In the context of climate change, we must look at the future of crop growing. There is world-leading research undertaken here in the UK that is setting the direction around new crops that may be produced using less water. If we miss this opportunity, climate change will significantly affect yields in the years to come due to soaring temperatures.


With a shift towards a plant-based diet, we must build on the Department for International Trade’s High Potential Opportunity based on Norwich Research Park’s expertise in ‘Plant Science for Nutrition’. Consumers are also demanding more local food and greater transparency and traceability of our food.


To deliver the transition to Net Zero by 2050, it is vital that we support farmers and growers to maintain and increase their productivity, whilst supporting the delivery of this target. Moving forwards, we really need to understand how we achieve productivity for the sector – in the past, this has been to the detriment of natural capital and the health of soil with big machinery. As showcased in the Agri-Tech Strategy and the more recent automation in horticulture review, we have world-leading scientific and agri-tech expertise in our region and across the UK. We must support technological trends such as robotics, gene editing and Controlled Environment Agriculture with public investment to de-risk or unlock some of these game-changing opportunities.

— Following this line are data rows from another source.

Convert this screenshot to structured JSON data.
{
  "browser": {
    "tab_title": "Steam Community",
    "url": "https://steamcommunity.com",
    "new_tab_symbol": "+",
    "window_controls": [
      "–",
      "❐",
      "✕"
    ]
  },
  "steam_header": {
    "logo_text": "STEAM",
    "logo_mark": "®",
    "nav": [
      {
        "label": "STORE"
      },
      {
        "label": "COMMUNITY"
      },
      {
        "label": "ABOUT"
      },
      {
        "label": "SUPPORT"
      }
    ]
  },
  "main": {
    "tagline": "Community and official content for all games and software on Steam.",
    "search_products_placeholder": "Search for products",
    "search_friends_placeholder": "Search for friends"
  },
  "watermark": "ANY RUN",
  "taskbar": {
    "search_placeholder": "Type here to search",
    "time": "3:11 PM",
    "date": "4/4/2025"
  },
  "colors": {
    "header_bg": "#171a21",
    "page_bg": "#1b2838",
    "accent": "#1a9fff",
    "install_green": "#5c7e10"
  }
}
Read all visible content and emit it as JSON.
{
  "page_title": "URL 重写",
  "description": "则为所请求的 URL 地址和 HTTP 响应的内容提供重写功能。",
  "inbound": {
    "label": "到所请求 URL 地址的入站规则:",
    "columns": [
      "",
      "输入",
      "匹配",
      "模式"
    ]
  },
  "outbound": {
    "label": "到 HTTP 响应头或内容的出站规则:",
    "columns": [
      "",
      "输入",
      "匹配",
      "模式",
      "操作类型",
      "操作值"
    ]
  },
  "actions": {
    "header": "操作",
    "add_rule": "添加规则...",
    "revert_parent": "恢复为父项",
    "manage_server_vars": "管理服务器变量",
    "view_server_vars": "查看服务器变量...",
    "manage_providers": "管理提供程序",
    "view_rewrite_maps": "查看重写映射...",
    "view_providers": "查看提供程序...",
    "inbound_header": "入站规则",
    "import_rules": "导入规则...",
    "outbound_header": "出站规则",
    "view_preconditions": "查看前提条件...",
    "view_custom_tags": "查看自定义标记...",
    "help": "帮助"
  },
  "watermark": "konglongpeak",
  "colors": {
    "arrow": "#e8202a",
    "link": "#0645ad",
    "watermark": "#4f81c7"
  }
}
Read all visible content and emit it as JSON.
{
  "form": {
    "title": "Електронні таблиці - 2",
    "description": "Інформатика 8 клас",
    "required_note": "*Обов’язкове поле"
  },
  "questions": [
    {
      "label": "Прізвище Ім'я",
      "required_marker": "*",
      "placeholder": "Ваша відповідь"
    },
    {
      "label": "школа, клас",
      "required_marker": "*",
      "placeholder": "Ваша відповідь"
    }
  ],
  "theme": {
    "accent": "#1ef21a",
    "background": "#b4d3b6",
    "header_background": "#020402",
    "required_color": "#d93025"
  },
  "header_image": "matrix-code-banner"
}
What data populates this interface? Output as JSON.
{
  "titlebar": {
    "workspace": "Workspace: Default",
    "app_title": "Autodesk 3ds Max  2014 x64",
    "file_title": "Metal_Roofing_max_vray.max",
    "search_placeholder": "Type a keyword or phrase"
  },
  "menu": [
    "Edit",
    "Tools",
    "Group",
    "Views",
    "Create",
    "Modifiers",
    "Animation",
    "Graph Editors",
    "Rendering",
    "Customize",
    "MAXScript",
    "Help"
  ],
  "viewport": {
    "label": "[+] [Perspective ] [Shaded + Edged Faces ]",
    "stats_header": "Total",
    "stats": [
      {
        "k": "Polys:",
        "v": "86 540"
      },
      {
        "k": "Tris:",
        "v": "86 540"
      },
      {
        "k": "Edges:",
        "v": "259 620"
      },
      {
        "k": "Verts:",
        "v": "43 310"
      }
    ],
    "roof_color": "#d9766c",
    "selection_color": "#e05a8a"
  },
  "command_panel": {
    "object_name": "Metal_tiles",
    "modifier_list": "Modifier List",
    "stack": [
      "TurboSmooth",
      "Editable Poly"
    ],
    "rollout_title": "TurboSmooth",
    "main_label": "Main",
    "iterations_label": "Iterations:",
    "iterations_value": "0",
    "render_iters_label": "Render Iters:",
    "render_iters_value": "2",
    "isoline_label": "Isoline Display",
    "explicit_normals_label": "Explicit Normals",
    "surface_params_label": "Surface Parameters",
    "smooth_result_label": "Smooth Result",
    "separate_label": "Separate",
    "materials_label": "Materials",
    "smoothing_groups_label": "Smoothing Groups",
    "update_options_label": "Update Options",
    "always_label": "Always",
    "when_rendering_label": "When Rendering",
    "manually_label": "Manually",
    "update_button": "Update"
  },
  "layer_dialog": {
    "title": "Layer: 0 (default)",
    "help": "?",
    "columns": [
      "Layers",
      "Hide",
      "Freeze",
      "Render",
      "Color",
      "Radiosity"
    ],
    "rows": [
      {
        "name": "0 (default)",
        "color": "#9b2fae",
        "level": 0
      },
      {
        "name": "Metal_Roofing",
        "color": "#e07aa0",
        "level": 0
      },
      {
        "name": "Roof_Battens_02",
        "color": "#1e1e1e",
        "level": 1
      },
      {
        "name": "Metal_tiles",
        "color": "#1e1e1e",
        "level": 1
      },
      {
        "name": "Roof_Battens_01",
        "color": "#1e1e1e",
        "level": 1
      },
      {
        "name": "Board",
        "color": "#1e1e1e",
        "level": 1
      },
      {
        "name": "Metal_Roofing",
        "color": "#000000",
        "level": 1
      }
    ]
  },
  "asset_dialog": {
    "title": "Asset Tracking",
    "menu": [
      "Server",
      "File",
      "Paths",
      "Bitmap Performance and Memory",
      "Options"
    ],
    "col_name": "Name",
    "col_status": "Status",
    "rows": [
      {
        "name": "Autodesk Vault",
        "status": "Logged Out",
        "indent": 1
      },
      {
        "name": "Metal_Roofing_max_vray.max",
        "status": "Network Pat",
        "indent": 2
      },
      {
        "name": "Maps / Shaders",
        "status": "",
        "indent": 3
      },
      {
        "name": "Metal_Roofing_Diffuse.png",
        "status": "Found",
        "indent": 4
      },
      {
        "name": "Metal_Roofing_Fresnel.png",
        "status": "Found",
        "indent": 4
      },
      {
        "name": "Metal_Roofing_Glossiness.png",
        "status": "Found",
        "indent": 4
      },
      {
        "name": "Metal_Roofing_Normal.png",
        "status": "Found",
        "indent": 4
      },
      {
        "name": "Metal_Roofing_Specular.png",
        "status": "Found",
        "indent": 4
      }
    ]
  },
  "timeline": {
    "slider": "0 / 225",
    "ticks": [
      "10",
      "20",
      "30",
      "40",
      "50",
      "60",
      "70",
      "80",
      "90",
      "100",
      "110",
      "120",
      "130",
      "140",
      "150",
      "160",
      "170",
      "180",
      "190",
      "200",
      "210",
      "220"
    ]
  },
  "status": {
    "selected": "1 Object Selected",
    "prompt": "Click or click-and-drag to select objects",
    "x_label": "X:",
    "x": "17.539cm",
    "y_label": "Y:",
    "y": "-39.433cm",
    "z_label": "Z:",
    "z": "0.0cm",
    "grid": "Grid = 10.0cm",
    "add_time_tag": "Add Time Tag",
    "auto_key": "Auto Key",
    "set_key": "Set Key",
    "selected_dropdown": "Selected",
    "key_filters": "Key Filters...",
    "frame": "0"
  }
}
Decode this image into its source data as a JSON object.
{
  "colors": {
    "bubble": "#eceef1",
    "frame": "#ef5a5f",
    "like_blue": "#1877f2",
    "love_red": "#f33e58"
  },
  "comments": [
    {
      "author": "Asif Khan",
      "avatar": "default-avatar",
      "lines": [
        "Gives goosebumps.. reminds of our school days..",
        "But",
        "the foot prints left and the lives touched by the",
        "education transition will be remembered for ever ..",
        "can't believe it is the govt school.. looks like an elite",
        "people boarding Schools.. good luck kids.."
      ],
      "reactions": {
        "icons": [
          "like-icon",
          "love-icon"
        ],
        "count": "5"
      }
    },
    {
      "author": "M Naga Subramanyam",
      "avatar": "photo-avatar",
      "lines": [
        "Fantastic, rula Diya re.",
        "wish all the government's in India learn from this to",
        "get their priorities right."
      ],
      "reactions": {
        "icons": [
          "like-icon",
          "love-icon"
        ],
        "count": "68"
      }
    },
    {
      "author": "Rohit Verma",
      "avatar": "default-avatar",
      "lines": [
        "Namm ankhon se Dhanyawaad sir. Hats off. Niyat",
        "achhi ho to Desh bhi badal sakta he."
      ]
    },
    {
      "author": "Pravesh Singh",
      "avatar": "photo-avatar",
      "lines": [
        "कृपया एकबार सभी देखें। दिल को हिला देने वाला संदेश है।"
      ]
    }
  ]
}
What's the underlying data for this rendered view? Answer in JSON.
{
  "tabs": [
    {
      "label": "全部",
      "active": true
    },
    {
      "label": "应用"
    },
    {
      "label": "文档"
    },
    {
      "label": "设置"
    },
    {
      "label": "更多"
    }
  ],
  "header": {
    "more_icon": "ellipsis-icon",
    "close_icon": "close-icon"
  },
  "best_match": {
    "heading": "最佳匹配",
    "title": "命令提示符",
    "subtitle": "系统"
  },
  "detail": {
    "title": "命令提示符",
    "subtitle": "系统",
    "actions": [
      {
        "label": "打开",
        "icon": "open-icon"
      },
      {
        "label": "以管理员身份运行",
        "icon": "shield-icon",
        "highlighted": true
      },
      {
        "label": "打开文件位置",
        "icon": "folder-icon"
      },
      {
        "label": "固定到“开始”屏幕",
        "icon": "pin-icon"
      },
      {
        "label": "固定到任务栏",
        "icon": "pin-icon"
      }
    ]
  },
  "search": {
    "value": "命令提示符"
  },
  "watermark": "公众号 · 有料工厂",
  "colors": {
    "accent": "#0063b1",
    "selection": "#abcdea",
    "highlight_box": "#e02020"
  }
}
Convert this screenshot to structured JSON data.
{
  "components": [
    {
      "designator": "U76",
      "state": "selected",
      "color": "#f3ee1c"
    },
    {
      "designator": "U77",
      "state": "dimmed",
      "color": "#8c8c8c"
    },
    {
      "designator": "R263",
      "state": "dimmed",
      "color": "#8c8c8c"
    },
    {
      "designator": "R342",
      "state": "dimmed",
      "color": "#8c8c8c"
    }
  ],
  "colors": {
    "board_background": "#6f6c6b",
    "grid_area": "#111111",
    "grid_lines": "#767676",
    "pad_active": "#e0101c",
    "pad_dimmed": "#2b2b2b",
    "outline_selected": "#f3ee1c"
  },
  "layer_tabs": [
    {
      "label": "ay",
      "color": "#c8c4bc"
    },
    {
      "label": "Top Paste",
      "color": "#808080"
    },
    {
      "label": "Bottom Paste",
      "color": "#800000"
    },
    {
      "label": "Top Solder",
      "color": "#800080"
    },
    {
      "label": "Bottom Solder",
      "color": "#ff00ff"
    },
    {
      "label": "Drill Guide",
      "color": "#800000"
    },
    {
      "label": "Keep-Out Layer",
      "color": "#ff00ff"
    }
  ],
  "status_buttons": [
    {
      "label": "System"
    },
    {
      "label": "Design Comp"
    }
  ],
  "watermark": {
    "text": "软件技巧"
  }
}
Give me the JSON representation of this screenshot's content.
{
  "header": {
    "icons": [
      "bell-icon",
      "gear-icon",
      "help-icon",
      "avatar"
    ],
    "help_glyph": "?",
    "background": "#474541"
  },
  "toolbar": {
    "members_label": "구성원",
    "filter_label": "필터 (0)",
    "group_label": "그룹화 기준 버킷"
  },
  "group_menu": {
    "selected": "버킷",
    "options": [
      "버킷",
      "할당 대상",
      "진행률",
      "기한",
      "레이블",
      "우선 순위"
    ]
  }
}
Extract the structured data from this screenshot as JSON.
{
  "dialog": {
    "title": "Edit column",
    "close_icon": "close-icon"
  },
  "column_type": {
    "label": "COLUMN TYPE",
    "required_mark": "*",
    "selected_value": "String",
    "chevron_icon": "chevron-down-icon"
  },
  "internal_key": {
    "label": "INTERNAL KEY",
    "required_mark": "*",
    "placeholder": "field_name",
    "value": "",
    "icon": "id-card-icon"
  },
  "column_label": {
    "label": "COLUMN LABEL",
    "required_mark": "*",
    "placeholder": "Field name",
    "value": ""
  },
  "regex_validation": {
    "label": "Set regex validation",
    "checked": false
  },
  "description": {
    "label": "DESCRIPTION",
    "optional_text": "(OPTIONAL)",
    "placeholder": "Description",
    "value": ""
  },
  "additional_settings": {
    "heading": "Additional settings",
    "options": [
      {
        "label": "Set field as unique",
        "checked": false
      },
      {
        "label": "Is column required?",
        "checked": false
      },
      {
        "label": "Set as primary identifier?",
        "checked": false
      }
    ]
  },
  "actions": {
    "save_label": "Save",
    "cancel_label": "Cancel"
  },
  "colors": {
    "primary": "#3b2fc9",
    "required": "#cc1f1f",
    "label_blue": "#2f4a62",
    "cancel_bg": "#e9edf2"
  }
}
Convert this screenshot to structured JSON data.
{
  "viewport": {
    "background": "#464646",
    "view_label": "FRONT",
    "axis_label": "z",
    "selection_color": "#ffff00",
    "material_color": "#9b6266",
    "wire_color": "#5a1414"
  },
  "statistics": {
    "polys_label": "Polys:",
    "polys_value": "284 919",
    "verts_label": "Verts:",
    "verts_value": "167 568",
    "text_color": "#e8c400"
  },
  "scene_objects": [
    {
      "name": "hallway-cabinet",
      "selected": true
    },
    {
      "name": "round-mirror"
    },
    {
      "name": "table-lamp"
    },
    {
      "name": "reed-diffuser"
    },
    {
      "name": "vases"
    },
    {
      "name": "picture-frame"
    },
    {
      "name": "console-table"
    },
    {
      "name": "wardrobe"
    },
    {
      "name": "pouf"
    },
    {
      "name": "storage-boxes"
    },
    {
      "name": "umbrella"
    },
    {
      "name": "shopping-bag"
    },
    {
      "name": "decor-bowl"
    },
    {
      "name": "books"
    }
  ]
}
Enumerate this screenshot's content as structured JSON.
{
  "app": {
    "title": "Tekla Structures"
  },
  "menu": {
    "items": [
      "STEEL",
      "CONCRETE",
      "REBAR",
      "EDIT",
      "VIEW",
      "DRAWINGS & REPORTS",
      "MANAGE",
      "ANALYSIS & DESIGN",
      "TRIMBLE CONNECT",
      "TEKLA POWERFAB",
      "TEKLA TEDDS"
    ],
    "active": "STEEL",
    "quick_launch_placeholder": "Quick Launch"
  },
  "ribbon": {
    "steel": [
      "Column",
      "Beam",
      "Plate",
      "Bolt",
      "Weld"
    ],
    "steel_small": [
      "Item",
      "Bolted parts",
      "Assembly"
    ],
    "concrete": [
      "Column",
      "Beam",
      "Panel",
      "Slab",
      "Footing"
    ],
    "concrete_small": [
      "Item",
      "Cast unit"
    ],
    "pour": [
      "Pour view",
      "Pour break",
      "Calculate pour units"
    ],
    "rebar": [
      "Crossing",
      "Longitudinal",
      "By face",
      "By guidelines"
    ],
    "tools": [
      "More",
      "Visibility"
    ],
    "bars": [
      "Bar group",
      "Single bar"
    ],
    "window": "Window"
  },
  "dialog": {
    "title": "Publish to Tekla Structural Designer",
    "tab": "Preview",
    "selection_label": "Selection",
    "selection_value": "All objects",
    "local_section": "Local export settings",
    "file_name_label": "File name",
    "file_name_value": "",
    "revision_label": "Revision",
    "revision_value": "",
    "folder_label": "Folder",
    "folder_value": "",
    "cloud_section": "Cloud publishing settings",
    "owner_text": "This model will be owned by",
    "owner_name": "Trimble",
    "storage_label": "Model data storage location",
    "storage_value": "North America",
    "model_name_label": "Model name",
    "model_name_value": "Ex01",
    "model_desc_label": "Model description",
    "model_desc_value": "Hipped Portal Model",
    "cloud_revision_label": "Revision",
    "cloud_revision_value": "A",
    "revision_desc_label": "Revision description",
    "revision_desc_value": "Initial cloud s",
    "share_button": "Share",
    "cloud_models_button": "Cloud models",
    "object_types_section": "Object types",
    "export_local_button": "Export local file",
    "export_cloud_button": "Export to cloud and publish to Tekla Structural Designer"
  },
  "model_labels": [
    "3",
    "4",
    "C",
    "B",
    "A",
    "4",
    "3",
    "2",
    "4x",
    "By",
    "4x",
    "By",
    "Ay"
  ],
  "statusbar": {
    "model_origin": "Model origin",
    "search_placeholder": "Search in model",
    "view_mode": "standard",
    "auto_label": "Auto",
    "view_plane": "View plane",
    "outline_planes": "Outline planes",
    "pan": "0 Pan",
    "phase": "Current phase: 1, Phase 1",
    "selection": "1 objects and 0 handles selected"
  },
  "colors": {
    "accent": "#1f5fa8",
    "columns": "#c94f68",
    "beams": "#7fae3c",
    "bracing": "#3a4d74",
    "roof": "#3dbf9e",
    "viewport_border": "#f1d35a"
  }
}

Controlled Environment Agriculture is one part of the solution to increase our level of food production. We have seen tomato production increase by 20% following the construction of glasshouses. In this region alone, Anglian Water have provided ground source heat pumps to support greenhouse developments which are producing 10% of the country’s tomatoes. The region is also home to new projects, including Fischer Farms at the Food Enterprise Park and OneFarm at Newmarket. These initiatives will change the dial – Fischer Farms will be the largest vertical farm in the world when it is up and running, producing 70,000 bags of lettuce leaves every day of the year using just 5% of the water used in traditional farming and no chemicals at all. The energy for this project will be supplied at low prices through a solar farm.


The pig sector is in decline with sows down 13%. This will have an impact on this region, where we produce 22.7% of the UK’s pigs. 70% of our land is currently used for wheat to feed pigs and poultry.


We must equally address the colossal problem around food waste we are currently witnessing in this region and all around the UK. Farmers and growers have reported ploughing their produce back into fields and throwing away tonnes of produce due to challenges around access to labour and logistics, as well as the demanding requirements imposed by retailers as part of their supply agreements. Much of this produce is high in nutrition such as fruit and vegetables.


Lessons can be learnt from Singapore for example, with their 30% by 2030 strategy focused on building their agri-food sector’s capability and capacity to produce 30% of their nutritional needs locally and sustainably by 2030. To overcome their land and resource restraints, farmers have turned to technology and innovative ways to increase production such as Controlled Environment Agriculture. This has all been backed by a $60 million Agri-Food Cluster Transformation Fund to provide funding support to farms to build and expand their production capabilities and capacity and over $23 million in funding for R&D in sustainable urban food production.


What balance should be struck between land use for food production and other goals


There is no real clear policy at the moment that strikes the right balance between food production and the environment. We are not currently growing the right produce to fit with climate change and future diets. Therefore, a move towards a national land use framework will be positive and provide clearer strategic direction.


It is vital that our countryside remains a multi-functional and dynamic space where we produce food and energy for the country and the rest of the world. Expectations of farmers and environmental ambitions must be met together as we deliver sustainable domestic food production. It is vital that Government continues to make the Environmental Land Management Scheme practical, whilst offering sufficient economic incentives to deliver the transition to Net Zero.


September 2022